||Has been president of the Mahila Mangal Dal for 10 years - collective activities like building nurseries and roads etc. Fears that their influence on the community is limited, because no one believes the uneducated. “What if we make a noise in the village? Our voice does not go out.”
Need for literacy schemes for women.
||Seeds given for a tree nursery by Sarvodaya and ‘Trees for life’.
Villagers cooperate for events such as marriages, to help with arrangements.
||Although there are temples and ancient stones to mark holy sites, the religious hierarchy dictates that the villagers do not conduct any of the ceremonies. They only provide offerings (of grain).
Most families belong to the Negi caste; also 150 Brahmin families.
In the past melas (fairs) helped people keep in touch; now people are less isolated “they are roaming about every day, so who would like the melas?”
Status of Harijans, one family in village; “The people earlier used to oppress them. But now, when the government has given equal rights to everybody, a change is certain.”
||The women of the Chipko movement saved the trees in Pantnagar and Lohita. “Our people are stopping outsiders but they themselves are cutting the forests.” Need for collective thinking and action to save the forests and plant trees.
Harmful effect of large dams – erosion and landslips destroy farmland. A new road has reduced travel time but destroyed forests: “The farms have gone and everything has become barren.” Also “miscreants” have come to the village.
New cement houses are cold.
The agriculture settlement set up in Pantnagar has brought “only harm, no benefit, because our forests have gone and we can't walk about alone.” It hasn’t given the villagers any seed/livestock/technical knowledge: “For us, our ancestor's methods alone were right. We are farming by our old methods only. We are sowing the same seeds.” Introduction of soyabean. Not considered as versatile as the old crops and has, in her view, reduced soil fertility.
||The Mahila Mangal Dal’s work on the anti-alcohol campaign. They have spoken out against brewing and sale of alcohol “but who will listen to us in the village?”
Many voluntary organisations but these “haven’t done much” – no new ideas or information. Mahila Mangal Dal given seed by the Sarvodaya organisation, but were suspicious due to lack of information.
Sarvodaya recommend rearing Angora rabbits, but no other assistance was forthcoming.
“Trees For Life” helped make a rainwater tank “but it wasn’t made properly”.

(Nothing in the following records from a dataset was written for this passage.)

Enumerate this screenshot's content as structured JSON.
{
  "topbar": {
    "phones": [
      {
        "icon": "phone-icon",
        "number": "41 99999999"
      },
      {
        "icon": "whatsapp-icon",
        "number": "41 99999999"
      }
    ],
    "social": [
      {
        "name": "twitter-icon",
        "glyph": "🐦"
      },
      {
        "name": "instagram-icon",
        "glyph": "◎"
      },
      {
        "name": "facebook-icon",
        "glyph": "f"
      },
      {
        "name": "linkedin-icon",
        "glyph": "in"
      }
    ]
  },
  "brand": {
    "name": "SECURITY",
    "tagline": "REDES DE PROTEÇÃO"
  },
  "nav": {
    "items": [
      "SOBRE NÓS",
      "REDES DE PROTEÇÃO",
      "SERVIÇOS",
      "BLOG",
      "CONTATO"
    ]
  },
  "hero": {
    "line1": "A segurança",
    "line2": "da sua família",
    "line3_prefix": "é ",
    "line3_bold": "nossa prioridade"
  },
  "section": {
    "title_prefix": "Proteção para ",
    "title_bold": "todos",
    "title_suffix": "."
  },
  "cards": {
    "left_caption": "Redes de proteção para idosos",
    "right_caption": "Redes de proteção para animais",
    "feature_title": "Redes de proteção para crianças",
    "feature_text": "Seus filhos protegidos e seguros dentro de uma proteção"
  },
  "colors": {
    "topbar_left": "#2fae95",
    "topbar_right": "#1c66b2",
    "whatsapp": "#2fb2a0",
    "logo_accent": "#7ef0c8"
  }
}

Lack of fuel wood (government restrictions). Gobar gas (from cow-dung) being promoted but people no longer have enough cattle for this.
Doesn’t like change to using pressure cookers: “Where is that taste in the pressure cooker dal?”
||Tehri Dam: “In my view, this large dam will be the cause of destruction one day.”
It will displace people from their traditional homelands.
Pantnagar (the agricultural institution) established “not for our progress but for our destruction”.
||In favour of women’s education: “I think that those who are less educated have become indifferent, but those who are educated have not lost the sense of belonging.”
The need for unity: “Dargi can become an ideal village when everyone becomes one, when even those who have done wrong are included in the community....”
Need for schools near the village and collective action to build water tanks and plant trees, using traditional methods. “We know much more about planting trees, plants and so on than [the Pantnagar centre] do. We are not ready to abandon our methods.”
Argues that “this is an age of fashion.” in which the government ensures TVs and cars are cheaper. “What do we do with a car? There should be a discount on wheat, which we eat.”
Overpopulation and the strain on food and water distribution.
||Says her strength saw her and the children through hard times: “When a person suffers a blow, they automatically get strength and courage. The more help a person gets, the more his courage declines. No one acquires wisdom through comfort.” Importance of education: “I was in a way blind as I was uneducated.”
Against migration of the young to the cities: “Those who lack courage are the ones who are running away.”